+++ GIVEN DATA

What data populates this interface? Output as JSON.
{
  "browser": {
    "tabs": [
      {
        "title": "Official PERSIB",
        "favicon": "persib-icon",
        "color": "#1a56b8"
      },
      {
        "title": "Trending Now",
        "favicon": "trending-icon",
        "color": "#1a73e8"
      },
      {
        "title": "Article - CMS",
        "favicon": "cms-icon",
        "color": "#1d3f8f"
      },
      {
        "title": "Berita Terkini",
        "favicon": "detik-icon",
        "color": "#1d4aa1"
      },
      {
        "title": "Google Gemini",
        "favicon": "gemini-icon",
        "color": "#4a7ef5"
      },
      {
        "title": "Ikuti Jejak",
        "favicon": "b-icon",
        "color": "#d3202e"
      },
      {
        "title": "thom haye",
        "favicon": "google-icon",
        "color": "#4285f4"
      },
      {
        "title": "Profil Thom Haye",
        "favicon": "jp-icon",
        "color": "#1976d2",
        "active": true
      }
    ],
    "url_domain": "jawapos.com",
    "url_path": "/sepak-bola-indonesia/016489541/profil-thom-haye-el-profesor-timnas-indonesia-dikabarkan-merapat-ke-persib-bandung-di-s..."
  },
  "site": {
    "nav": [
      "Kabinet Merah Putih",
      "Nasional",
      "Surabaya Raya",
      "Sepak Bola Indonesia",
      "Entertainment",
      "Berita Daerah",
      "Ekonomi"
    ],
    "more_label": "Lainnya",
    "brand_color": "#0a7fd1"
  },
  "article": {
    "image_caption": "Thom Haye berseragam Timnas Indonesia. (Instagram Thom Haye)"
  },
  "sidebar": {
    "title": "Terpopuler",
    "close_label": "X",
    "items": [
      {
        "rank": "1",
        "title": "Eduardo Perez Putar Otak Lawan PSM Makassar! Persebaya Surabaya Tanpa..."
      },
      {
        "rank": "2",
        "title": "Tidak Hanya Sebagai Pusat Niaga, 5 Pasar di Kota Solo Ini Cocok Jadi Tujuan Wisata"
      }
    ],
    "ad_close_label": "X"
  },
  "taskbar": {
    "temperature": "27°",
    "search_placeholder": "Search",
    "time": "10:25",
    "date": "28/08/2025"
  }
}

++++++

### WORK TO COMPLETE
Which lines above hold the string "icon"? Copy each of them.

### EXPECTED OUTPUT
        "favicon": "persib-icon",
        "favicon": "trending-icon",
        "favicon": "cms-icon",
        "favicon": "detik-icon",
        "favicon": "gemini-icon",
        "favicon": "b-icon",
        "favicon": "google-icon",
        "favicon": "jp-icon",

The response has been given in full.